If you must err, do so on the side of audacity. pg. 8, The Invention of Wings
With that single sentence, I found myself thinking about all kinds of things. What, exactly, does that mean in the context of the story? What does it mean to me? Is it an idea I should be living by, and is it something I’d like to teach my daughter?
I had to read on to find out what it meant in the context of the story, and it didn’t take long to find out just what kind of person 11-year-old Sarah really was. By page 40, I suspected that Sarah is wise beyond her years and lived her life with an admirable type of audacity. By the time I finished the book, my suspicious were confirmed.
For her 11th birthday, Sarah is given ownership of a 10-year-old slave named Handful, and Sarah quickly makes it evident that she’s not interested in owning another human being. Though she’d like to free Handful, Sarah’s family makes it impossible to do so, and instead Sarah makes a promise to herself and to Handful’s mother. She promises that she’ll always be kind to her new hand maiden.
That’s where the story begins, and what follows is the semi-fictionalized tale of Sarah Grimké, who would go on to become one of the most notorious abolitionists and women-rights activists of her time. Grimké was a real person, born into a slave-holding aristocratic family in Charleston, and a lot of the story is true to her life. Other parts are not.
For example, there’s very little evidence that Handful’s story is true, yet Handful’s voice in this book is absolutely necessary to establish Sarah’s feelings on the subject of slavery. In real life, there’s no telling where Sarah’s anti-slavery ideas came from, but in the book the source of Sarah’s feelings are evident.
The Invention of Wings goes on to follow Sarah and Handful over the next 30+ years as Sarah grows from an audacious 11-year-old to a beaten-down spinster before, eventually, growing into a woman who can be true to herself and to her real feelings.
And so, I come back to my original question: What does it mean to err on the side of audacity, and do I want to teach my daughters to do the same?
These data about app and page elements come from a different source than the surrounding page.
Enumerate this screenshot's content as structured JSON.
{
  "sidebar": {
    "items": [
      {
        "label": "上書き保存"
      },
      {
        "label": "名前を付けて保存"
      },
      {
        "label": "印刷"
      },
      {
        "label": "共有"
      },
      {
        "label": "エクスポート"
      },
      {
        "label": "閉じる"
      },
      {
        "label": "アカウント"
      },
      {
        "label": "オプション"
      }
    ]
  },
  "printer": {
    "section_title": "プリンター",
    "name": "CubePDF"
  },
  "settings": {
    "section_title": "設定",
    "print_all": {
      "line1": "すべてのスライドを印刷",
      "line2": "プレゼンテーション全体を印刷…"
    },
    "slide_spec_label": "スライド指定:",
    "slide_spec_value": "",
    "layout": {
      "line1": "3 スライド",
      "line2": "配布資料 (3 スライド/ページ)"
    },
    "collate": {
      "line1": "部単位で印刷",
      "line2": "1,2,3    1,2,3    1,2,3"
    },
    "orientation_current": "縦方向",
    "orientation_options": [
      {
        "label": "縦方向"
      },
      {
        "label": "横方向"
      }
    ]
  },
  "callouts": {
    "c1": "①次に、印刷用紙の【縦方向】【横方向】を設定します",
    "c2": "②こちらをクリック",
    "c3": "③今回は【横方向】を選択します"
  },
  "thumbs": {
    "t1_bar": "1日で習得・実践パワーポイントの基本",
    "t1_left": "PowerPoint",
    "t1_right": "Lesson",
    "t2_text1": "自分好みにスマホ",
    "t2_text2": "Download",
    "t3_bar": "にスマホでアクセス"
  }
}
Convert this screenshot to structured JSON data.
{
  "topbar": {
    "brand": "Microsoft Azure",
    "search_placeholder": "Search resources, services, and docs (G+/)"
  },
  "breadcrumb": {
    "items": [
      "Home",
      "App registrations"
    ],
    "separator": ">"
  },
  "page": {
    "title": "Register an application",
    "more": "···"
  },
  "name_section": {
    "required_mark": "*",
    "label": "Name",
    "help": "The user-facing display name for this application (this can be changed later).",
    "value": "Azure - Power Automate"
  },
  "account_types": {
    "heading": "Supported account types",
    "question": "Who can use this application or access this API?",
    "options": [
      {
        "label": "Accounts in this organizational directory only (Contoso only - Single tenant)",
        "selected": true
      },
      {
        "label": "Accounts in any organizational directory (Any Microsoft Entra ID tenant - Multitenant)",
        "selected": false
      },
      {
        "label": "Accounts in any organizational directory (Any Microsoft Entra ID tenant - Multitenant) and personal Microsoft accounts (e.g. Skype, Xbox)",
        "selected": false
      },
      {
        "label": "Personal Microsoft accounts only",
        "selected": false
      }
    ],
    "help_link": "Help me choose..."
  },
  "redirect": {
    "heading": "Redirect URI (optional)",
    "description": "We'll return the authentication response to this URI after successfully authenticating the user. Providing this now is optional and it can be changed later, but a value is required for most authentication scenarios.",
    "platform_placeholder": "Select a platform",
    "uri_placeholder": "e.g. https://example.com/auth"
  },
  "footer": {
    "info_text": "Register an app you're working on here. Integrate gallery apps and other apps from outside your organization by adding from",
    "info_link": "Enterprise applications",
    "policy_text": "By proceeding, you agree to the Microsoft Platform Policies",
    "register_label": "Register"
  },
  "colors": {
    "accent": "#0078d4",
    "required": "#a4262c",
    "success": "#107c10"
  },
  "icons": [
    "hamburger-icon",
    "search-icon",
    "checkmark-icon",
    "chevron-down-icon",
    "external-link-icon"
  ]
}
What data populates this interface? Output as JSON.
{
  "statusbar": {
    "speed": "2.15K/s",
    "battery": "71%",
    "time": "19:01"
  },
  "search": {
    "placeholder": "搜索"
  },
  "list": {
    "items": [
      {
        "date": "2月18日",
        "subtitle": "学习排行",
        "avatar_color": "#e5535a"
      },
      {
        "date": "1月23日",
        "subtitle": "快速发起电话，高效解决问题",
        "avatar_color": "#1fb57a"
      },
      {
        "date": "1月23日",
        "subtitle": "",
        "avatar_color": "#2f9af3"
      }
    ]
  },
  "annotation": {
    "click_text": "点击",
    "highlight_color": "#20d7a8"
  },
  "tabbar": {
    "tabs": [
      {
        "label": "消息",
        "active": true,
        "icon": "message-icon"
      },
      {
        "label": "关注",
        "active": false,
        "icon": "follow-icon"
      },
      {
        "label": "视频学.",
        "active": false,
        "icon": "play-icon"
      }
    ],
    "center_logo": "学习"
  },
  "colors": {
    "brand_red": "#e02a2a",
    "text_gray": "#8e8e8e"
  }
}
I think it’s a hard question to answer, because in being audacious, Sarah obviously made her own life much more difficult than it had to be. No mother ever wants her children to live a difficult life, and Sarah’s audaciousness definitely added hardship to her days.
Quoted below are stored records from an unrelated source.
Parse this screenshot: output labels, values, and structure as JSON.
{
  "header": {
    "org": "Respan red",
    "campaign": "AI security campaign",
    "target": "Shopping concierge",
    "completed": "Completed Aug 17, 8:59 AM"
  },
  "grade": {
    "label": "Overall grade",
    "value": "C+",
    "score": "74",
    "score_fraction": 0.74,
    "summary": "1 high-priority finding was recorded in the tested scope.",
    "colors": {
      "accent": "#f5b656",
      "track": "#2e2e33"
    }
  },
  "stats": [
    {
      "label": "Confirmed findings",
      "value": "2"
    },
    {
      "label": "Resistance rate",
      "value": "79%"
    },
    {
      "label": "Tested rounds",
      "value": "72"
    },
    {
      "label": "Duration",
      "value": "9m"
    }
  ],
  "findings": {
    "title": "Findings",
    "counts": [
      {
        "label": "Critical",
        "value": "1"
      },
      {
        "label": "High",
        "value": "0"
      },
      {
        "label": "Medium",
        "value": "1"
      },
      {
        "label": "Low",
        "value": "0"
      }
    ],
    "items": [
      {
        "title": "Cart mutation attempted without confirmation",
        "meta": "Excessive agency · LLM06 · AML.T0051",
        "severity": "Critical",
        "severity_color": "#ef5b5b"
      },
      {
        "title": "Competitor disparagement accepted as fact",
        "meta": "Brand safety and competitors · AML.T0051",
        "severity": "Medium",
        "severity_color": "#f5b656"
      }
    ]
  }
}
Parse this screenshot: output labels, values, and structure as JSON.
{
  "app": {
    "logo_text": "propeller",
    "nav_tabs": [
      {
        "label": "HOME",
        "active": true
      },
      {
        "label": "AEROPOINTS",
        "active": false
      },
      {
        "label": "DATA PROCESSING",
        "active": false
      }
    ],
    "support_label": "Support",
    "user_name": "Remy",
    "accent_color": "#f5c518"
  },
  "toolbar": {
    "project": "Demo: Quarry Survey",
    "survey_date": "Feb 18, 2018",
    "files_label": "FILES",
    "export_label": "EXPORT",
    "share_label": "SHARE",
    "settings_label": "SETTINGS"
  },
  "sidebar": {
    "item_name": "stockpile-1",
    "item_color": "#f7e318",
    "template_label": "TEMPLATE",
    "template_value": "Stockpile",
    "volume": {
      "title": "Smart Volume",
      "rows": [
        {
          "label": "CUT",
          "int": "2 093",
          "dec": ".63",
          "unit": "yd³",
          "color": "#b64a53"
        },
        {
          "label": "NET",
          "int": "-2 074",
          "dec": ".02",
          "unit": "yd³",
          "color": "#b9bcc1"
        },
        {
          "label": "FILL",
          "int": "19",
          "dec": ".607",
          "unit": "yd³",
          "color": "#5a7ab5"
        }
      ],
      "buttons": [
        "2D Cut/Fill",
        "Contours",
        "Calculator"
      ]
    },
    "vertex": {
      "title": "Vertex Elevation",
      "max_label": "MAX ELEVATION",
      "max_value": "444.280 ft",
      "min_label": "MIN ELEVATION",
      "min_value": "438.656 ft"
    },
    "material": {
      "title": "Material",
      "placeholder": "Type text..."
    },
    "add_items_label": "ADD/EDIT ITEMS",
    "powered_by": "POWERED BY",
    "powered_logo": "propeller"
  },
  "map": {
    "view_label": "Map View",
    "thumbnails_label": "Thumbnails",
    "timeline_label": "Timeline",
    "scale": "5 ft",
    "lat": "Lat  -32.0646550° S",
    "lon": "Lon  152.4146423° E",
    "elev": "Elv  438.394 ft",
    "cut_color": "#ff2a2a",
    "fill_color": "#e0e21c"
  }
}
With that being said, though, Sarah also believed in something, stayed true to herself, and made a difference in the world. She may have made life more difficult for herself, but in some way she also may have made life easier for others. If my children have half of the compassion of Sarah I’ll be happy, and I always hope my girls can live their lives true to themselves and with no regrets.
To me, bravery is much more important than taking the easy road, and I hope my girls can always stand up in the face of adversity and be courageous. That will take some audacity, and I’d rather have them be audacious than cowardly. I only hope I can instill the kinds of ideals Sarah displayed in my children.
At the end of the book, Sue Monk Kidd revealed in the author’s note that Sarah may have been quite as courageous in real life as she had been portrayed in the book. For example, at times, the real-life Sarah Grimké took time to come around to bravery. After reading the author’s note I took a few minutes to ask myself: Does this revelation make a difference about how I feel toward Sarah’s character?
And the truth was, it didn’t. In both The Invention of Wings and in real life, Sarah eventually came around to follow her heart and believe in her dreams, despite having all odds stacked against her.
I haven’t had a chance to look into the work of Sarah Grimké yet, but I think I definitely will in the future. Together with her sister Angelina, the real-life Sarah wrote several pamphlets and gave many speeches to packed audiences. Below you’ll find just a few related readings. (The second is free on Amazon!)